Bottom Line: We observe this statistically significant association of SIDD sites with upstream regions of genes functioning in transcription in 38 of 43 genomes of free-living bacteria, but in only four of 18 genomes of endosymbionts or obligate parasitic bacteria.These results suggest that strong SIDD sites 5' to participating genes may be involved in transcriptional responses to environmental changes, which are known to transiently alter superhelicity.We propose that these SIDD sites are active and necessary participants in superhelically mediated regulatory mechanisms governing changes in the global pattern of gene expression in prokaryotes in response to physiological or environmental changes.

View Article: PubMed Central - PubMed

Affiliation: UC Davis Genome Center, University of California Davis, Davis, California, United States of America.

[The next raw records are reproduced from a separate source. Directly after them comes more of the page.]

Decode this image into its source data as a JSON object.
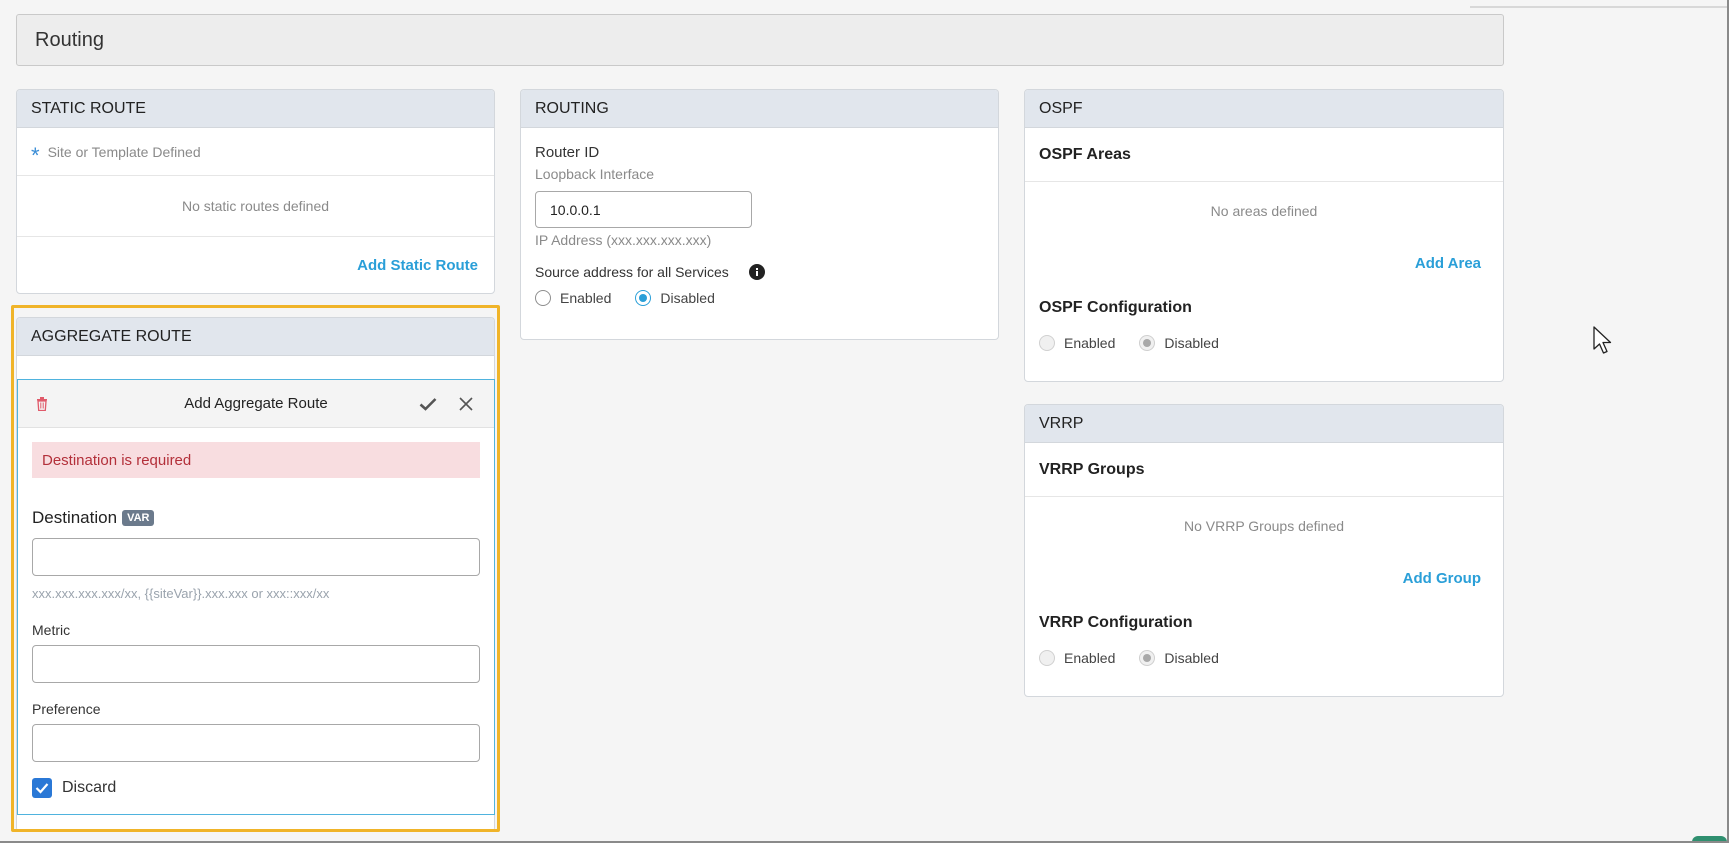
{
  "page": {
    "title": "Routing"
  },
  "static_route": {
    "header": "STATIC ROUTE",
    "site_defined": "Site or Template Defined",
    "empty": "No static routes defined",
    "add_link": "Add Static Route"
  },
  "routing": {
    "header": "ROUTING",
    "router_id_label": "Router ID",
    "router_id_sub": "Loopback Interface",
    "router_id_value": "10.0.0.1",
    "ip_hint": "IP Address (xxx.xxx.xxx.xxx)",
    "source_label": "Source address for all Services",
    "enabled": "Enabled",
    "disabled": "Disabled",
    "selected": "Disabled"
  },
  "ospf": {
    "header": "OSPF",
    "areas_title": "OSPF Areas",
    "empty": "No areas defined",
    "add_link": "Add Area",
    "config_title": "OSPF Configuration",
    "enabled": "Enabled",
    "disabled": "Disabled",
    "selected": "Disabled"
  },
  "vrrp": {
    "header": "VRRP",
    "groups_title": "VRRP Groups",
    "empty": "No VRRP Groups defined",
    "add_link": "Add Group",
    "config_title": "VRRP Configuration",
    "enabled": "Enabled",
    "disabled": "Disabled",
    "selected": "Disabled"
  },
  "aggregate_route": {
    "header": "AGGREGATE ROUTE",
    "form_title": "Add Aggregate Route",
    "error": "Destination is required",
    "destination_label": "Destination",
    "var_badge": "VAR",
    "destination_value": "",
    "destination_hint": "xxx.xxx.xxx.xxx/xx, {{siteVar}}.xxx.xxx or xxx::xxx/xx",
    "metric_label": "Metric",
    "metric_value": "",
    "preference_label": "Preference",
    "preference_value": "",
    "discard_label": "Discard",
    "discard_checked": true
  },
  "colors": {
    "accent": "#2a9fd8",
    "highlight": "#f0b429",
    "error_bg": "#f8dde0",
    "error_text": "#b3303a",
    "card_header": "#e1e6ed"
  }
}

ABSTRACT
Stress-induced DNA duplex destabilization (SIDD) analysis exploits the known structural and energetic properties of DNA to predict sites that are susceptible to strand separation under negative superhelical stress. When this approach was used to calculate the SIDD profile of the entire Escherichia coli K12 genome, it was found that strongly destabilized sites occur preferentially in intergenic regions that are either known or inferred to contain promoters, but rarely occur in coding regions. Here, we investigate whether the genes grouped in different functional categories have characteristic SIDD properties in their upstream flanks. We report that strong SIDD sites in the E. coli K12 genome are statistically significantly overrepresented in the upstream regions of genes encoding transcriptional regulators. In particular, the upstream regions of genes that directly respond to physiological and environmental stimuli are more destabilized than are those regions of genes that are not involved in these responses. Moreover, if a pathway is controlled by a transcriptional regulator whose gene has a destabilized 5' flank, then the genes (operons) in that pathway also usually contain strongly destabilized SIDD sites in their 5' flanks. We observe this statistically significant association of SIDD sites with upstream regions of genes functioning in transcription in 38 of 43 genomes of free-living bacteria, but in only four of 18 genomes of endosymbionts or obligate parasitic bacteria. These results suggest that strong SIDD sites 5' to participating genes may be involved in transcriptional responses to environmental changes, which are known to transiently alter superhelicity. We propose that these SIDD sites are active and necessary participants in superhelically mediated regulatory mechanisms governing changes in the global pattern of gene expression in prokaryotes in response to physiological or environmental changes.

Show MeSH
Related in: MedlinePlus